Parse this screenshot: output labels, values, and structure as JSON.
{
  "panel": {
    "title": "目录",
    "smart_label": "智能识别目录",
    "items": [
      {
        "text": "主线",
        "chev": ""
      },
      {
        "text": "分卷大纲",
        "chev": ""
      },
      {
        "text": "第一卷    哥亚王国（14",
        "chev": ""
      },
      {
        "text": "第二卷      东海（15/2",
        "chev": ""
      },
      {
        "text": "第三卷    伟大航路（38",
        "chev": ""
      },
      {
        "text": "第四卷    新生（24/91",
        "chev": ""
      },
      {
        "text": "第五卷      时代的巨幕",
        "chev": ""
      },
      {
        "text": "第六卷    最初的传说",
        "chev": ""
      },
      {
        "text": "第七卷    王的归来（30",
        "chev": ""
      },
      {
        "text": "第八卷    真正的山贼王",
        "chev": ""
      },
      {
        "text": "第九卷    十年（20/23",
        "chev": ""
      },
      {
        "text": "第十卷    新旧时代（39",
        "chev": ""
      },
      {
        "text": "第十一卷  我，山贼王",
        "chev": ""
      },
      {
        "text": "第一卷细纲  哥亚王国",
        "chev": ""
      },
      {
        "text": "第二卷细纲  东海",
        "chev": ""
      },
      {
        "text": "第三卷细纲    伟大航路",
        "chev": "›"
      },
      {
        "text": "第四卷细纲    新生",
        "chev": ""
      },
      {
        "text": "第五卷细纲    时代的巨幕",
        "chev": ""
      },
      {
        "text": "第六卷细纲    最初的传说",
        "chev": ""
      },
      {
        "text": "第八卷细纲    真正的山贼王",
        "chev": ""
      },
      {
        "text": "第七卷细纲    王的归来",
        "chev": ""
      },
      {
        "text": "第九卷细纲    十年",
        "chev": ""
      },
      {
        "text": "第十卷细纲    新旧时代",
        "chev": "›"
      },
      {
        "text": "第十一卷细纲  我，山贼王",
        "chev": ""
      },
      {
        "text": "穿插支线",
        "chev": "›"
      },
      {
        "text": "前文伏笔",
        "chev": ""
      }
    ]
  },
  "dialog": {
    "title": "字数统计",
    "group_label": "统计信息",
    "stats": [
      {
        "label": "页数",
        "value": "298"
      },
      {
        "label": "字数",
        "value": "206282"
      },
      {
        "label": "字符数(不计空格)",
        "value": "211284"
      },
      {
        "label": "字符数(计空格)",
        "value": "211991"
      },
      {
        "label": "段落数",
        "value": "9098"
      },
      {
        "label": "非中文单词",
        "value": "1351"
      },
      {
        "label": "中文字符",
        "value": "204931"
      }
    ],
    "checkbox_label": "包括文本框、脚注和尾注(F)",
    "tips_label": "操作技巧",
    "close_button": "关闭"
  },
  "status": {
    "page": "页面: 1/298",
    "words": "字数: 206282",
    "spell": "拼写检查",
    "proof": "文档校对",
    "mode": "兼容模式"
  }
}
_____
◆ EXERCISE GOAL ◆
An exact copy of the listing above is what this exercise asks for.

◆ WORKED SOLUTION ◆
Parse this screenshot: output labels, values, and structure as JSON.
{
  "panel": {
    "title": "目录",
    "smart_label": "智能识别目录",
    "items": [
      {
        "text": "主线",
        "chev": ""
      },
      {
        "text": "分卷大纲",
        "chev": ""
      },
      {
        "text": "第一卷    哥亚王国（14",
        "chev": ""
      },
      {
        "text": "第二卷      东海（15/2",
        "chev": ""
      },
      {
        "text": "第三卷    伟大航路（38",
        "chev": ""
      },
      {
        "text": "第四卷    新生（24/91",
        "chev": ""
      },
      {
        "text": "第五卷      时代的巨幕",
        "chev": ""
      },
      {
        "text": "第六卷    最初的传说",
        "chev": ""
      },
      {
        "text": "第七卷    王的归来（30",
        "chev": ""
      },
      {
        "text": "第八卷    真正的山贼王",
        "chev": ""
      },
      {
        "text": "第九卷    十年（20/23",
        "chev": ""
      },
      {
        "text": "第十卷    新旧时代（39",
        "chev": ""
      },
      {
        "text": "第十一卷  我，山贼王",
        "chev": ""
      },
      {
        "text": "第一卷细纲  哥亚王国",
        "chev": ""
      },
      {
        "text": "第二卷细纲  东海",
        "chev": ""
      },
      {
        "text": "第三卷细纲    伟大航路",
        "chev": "›"
      },
      {
        "text": "第四卷细纲    新生",
        "chev": ""
      },
      {
        "text": "第五卷细纲    时代的巨幕",
        "chev": ""
      },
      {
        "text": "第六卷细纲    最初的传说",
        "chev": ""
      },
      {
        "text": "第八卷细纲    真正的山贼王",
        "chev": ""
      },
      {
        "text": "第七卷细纲    王的归来",
        "chev": ""
      },
      {
        "text": "第九卷细纲    十年",
        "chev": ""
      },
      {
        "text": "第十卷细纲    新旧时代",
        "chev": "›"
      },
      {
        "text": "第十一卷细纲  我，山贼王",
        "chev": ""
      },
      {
        "text": "穿插支线",
        "chev": "›"
      },
      {
        "text": "前文伏笔",
        "chev": ""
      }
    ]
  },
  "dialog": {
    "title": "字数统计",
    "group_label": "统计信息",
    "stats": [
      {
        "label": "页数",
        "value": "298"
      },
      {
        "label": "字数",
        "value": "206282"
      },
      {
        "label": "字符数(不计空格)",
        "value": "211284"
      },
      {
        "label": "字符数(计空格)",
        "value": "211991"
      },
      {
        "label": "段落数",
        "value": "9098"
      },
      {
        "label": "非中文单词",
        "value": "1351"
      },
      {
        "label": "中文字符",
        "value": "204931"
      }
    ],
    "checkbox_label": "包括文本框、脚注和尾注(F)",
    "tips_label": "操作技巧",
    "close_button": "关闭"
  },
  "status": {
    "page": "页面: 1/298",
    "words": "字数: 206282",
    "spell": "拼写检查",
    "proof": "文档校对",
    "mode": "兼容模式"
  }
}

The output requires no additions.